- Are the joists perpendicular to the wall on the floor above? Or, put simply, if the wall above runs North-South, do the joists run East-West?
- Is there a beam, wall or pillar underneath a wall on the floor above?
If you answered yes to either of those questions, the wall on the floor above is most likely load bearing.
How to Recognize a Load Bearing Wall From the Attic
If you don’t have a basement or have a finished ceiling, take a look at your home’s structure from the attic.
In the attic, look down at the ceiling joists and ask yourself these questions:
- If you pushed the joists down to the floor below, would they hit a wall?
- Is there a beam or roof support located directly above a wall below?
- Is the ridge of the roof directly above a wall on the floor below?
As with the basement, if you answered yes to those questions, the wall on the floor below is most likely load bearing.
Removing Load-Bearing Walls

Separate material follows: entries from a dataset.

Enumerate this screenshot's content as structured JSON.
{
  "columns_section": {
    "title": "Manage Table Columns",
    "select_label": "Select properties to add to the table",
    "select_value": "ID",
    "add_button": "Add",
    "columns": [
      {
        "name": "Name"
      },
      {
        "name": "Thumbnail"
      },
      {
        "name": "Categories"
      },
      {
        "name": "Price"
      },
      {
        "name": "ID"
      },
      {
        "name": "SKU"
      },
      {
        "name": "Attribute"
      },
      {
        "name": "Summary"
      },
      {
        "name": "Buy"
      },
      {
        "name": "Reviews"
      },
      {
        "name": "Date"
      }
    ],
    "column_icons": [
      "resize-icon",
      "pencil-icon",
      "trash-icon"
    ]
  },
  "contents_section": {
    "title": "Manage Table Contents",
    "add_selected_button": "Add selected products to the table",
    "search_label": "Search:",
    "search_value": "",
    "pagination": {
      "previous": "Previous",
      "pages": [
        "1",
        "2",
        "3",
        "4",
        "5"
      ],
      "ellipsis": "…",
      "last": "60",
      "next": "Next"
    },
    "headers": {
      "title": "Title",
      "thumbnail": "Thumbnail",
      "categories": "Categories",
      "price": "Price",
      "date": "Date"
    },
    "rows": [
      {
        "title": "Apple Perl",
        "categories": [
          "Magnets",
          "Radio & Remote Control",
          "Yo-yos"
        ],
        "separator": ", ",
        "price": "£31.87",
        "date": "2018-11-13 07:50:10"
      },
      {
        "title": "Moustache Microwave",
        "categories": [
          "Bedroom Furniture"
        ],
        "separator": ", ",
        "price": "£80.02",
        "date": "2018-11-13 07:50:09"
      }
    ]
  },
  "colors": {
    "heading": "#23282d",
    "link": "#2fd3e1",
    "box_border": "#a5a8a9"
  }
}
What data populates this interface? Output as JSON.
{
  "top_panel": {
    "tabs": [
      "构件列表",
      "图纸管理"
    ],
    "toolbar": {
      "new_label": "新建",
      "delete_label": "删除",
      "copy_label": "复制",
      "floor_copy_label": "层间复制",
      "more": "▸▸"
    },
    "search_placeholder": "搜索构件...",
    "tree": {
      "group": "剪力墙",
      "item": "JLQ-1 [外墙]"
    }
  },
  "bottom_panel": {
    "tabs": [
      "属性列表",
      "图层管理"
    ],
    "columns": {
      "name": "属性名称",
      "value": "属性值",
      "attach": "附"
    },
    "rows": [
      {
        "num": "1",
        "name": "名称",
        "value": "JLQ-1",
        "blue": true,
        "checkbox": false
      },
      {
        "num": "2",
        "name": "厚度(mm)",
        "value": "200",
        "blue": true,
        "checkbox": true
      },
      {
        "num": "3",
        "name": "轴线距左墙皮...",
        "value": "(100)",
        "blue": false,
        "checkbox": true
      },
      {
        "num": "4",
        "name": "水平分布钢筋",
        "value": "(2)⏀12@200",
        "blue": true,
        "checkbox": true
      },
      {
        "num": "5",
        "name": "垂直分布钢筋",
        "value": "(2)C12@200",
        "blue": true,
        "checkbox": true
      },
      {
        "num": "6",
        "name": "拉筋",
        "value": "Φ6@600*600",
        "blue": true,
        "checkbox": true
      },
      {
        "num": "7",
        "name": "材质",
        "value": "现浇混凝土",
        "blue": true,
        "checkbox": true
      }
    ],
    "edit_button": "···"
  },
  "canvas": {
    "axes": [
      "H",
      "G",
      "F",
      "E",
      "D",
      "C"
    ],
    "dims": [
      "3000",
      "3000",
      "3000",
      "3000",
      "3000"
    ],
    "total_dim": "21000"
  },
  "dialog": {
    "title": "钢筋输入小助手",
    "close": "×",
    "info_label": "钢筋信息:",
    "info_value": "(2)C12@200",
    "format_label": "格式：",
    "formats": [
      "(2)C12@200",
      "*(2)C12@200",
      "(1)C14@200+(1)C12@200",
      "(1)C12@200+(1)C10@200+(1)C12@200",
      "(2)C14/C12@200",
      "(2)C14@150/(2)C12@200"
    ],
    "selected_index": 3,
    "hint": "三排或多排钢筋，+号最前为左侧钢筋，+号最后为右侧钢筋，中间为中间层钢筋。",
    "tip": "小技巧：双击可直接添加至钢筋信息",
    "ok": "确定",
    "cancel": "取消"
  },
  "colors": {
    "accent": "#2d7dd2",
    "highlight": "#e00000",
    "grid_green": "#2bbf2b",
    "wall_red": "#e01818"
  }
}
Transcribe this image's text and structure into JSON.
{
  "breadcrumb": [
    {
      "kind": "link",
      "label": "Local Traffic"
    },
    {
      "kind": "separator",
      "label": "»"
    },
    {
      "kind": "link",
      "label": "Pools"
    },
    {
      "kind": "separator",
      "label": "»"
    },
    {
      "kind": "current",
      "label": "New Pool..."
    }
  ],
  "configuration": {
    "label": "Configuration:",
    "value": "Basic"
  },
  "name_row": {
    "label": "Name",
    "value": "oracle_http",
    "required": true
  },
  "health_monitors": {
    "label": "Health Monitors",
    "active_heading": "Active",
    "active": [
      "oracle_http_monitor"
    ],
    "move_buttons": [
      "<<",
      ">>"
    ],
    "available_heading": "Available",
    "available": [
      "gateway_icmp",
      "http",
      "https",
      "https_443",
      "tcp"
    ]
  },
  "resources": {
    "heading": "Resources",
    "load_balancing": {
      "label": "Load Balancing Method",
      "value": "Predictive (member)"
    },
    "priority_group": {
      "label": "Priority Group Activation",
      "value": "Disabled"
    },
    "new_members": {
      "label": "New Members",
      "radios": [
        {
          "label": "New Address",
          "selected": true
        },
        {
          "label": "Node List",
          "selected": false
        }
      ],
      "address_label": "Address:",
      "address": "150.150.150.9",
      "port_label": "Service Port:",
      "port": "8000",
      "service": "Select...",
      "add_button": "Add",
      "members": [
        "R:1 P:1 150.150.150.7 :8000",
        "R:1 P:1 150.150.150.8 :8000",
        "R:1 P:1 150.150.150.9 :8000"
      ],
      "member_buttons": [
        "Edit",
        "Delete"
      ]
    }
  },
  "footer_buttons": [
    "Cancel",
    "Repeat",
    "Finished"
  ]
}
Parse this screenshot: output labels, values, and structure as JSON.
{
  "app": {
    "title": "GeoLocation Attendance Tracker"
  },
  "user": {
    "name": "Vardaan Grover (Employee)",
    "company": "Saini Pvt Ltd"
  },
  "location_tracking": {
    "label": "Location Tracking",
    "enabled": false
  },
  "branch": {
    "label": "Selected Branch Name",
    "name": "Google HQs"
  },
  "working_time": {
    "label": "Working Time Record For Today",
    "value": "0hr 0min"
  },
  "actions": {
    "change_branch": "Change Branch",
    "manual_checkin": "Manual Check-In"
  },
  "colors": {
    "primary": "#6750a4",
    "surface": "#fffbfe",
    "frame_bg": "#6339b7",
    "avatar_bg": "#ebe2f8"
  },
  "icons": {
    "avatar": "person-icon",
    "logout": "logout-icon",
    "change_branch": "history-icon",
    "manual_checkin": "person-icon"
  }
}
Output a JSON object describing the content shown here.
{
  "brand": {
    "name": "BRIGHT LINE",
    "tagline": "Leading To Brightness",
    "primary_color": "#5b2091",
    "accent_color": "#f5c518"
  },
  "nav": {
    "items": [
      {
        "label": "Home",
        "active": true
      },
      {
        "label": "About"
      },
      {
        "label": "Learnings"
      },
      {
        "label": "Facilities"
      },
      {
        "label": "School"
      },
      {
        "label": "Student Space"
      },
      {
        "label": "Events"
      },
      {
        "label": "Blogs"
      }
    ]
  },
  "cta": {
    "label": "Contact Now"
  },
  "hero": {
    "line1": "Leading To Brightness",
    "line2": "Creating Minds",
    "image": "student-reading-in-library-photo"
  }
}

When removing a load-bearing wall, you will need to replace it with a beam or lintel to carry the load and transfer it to the sides of the opening, respectively. A lintel is a beam used to support the above wall or partition material between openings to frame a building structure. The beam could now hold the floor joists on top of the joists, or they can be framed into the side of the beam. Having the joists flushed into the side of the beam will be the more costly option. This requires the installation of joist hangers at the ends of the joists and customizing the length of the joists so that they can fit within the beam. Additionally, the length and width of the beams used will be determined by calculating the load being transferred to the beam to support the width of the opening. If you are unsure about identifying load-bearing walls within your home, it is always better to contact an experienced structural engineer to do the same. You will anyways need their service to actually remove the walls and renovate your home.
After you have determined the load-bearing walls within your home, it is time to hire a professional that can assist in the renovations, especially if you decide you want to take out a load-bearing wall. Design Everest has a team of professionals that can help determine the renovation plan and provide a free quote and consultation. Contact us today to get started.